Their mission is simple: to provide reliable transportation for health workers in Africa and improve health care in underserved areas. To accomplish this, Riders for Health has developed a sustainable transportation infrastructure to support their activities, including:
- rider and driver training to minimize damage to the vehicles, improve the safety of the passengers, and reduce carbon emissions
- daily maintenance checks of all vehicles by riders and drivers
- outreach maintenance for more serious mechanical problems
- parts supply chain to ensure that parts get where they need to be when they need to be there
- high technical standards for mechanics to ensure safe and reliable vehicle transport
- accurate bookkeeping to improve financial self-sufficiency
The financial self-sustainability of their programs is very important to Riders for Health, and for that reason, they operate the organization as a not for profit social enterprise rather than a traditional non-profit that relies on donations to run its programs. Riders charges governments and local partners a small fee to cover costs and focuses fundraising activities on programs that give donors something tangible for their money. Riders has long been active in the motorcycle community, and some of its fundraising events include the Day of Champions races in the US, Spain, and Great Britain.

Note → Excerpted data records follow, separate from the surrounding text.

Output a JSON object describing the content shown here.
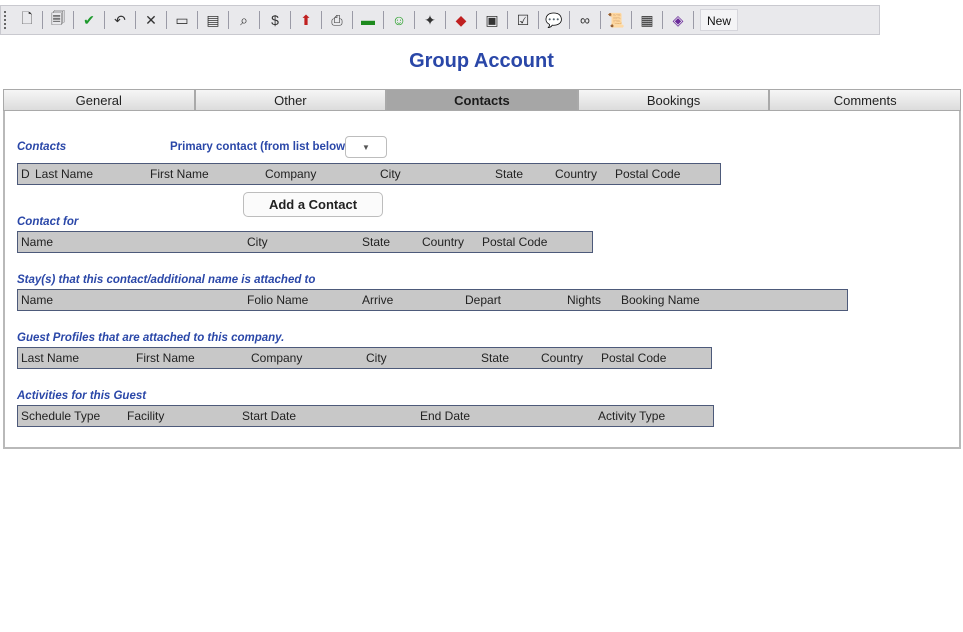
{
  "toolbar": {
    "buttons": [
      {
        "icon": "new-document-icon",
        "glyph": "🗋"
      },
      {
        "icon": "copy-document-icon",
        "glyph": "🗐"
      },
      {
        "icon": "checkmark-icon",
        "glyph": "✔"
      },
      {
        "icon": "undo-icon",
        "glyph": "↶"
      },
      {
        "icon": "delete-icon",
        "glyph": "✕"
      },
      {
        "icon": "id-card-icon",
        "glyph": "▭"
      },
      {
        "icon": "form-icon",
        "glyph": "▤"
      },
      {
        "icon": "search-icon",
        "glyph": "⌕"
      },
      {
        "icon": "money-stack-icon",
        "glyph": "$"
      },
      {
        "icon": "export-icon",
        "glyph": "⬆"
      },
      {
        "icon": "print-icon",
        "glyph": "⎙"
      },
      {
        "icon": "cash-icon",
        "glyph": "▬"
      },
      {
        "icon": "smiley-icon",
        "glyph": "☺"
      },
      {
        "icon": "magic-wand-icon",
        "glyph": "✦"
      },
      {
        "icon": "red-book-icon",
        "glyph": "◆"
      },
      {
        "icon": "book-stack-icon",
        "glyph": "▣"
      },
      {
        "icon": "clipboard-icon",
        "glyph": "☑"
      },
      {
        "icon": "speech-bubble-icon",
        "glyph": "💬"
      },
      {
        "icon": "binoculars-icon",
        "glyph": "∞"
      },
      {
        "icon": "scroll-icon",
        "glyph": "📜"
      },
      {
        "icon": "documents-icon",
        "glyph": "▦"
      },
      {
        "icon": "purple-book-icon",
        "glyph": "◈"
      }
    ],
    "new_label": "New"
  },
  "title": "Group Account",
  "tabs": [
    {
      "label": "General",
      "active": false
    },
    {
      "label": "Other",
      "active": false
    },
    {
      "label": "Contacts",
      "active": true
    },
    {
      "label": "Bookings",
      "active": false
    },
    {
      "label": "Comments",
      "active": false
    }
  ],
  "contacts": {
    "label": "Contacts",
    "primary_label": "Primary contact (from list below)",
    "primary_value": "",
    "columns": [
      "D",
      "Last Name",
      "First Name",
      "Company",
      "City",
      "State",
      "Country",
      "Postal Code"
    ],
    "add_button": "Add a Contact"
  },
  "contact_for": {
    "label": "Contact for",
    "columns": [
      "Name",
      "City",
      "State",
      "Country",
      "Postal Code"
    ]
  },
  "stays": {
    "label": "Stay(s) that this contact/additional name is attached to",
    "columns": [
      "Name",
      "Folio Name",
      "Arrive",
      "Depart",
      "Nights",
      "Booking Name"
    ]
  },
  "guest_profiles": {
    "label": "Guest Profiles that are attached to this company.",
    "columns": [
      "Last Name",
      "First Name",
      "Company",
      "City",
      "State",
      "Country",
      "Postal Code"
    ]
  },
  "activities": {
    "label": "Activities for this Guest",
    "columns": [
      "Schedule Type",
      "Facility",
      "Start Date",
      "End Date",
      "Activity Type"
    ]
  }
}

Today, Riders for Health employs nearly 300 people and maintains more than 1,300 vehicles in Gambia, Zimbabwe, Nigeria, Kenya, Tanzania, Lesotho, and Mozambique, providing reliable access to health care for an estimated 10.8 million people. Riders for Health overwhelmingly employs local citizens, improving the local economy. The training it provides to its employees helps build infrastructure and expertise among the local communities where it works. Riders for Health also established the International Academy of Vehicle Management in Harare, Zimbabwe in 2002 in order to health care providers and other aid workers not affiliated with Riders for Health in proper vehicle maintenance techniques.
How You Can Help
Riders for Health accepts donations and offers a number of volunteer opportunities for people interested in helping their work in Africa. You can also support Riders for Health by attending a Riders for Health even such as the Day of Champions at Donington Park in Britain, and at Riders for Health’s official website, you can participate in auctions for items such as paddock passes for major motorcycle races and similar events.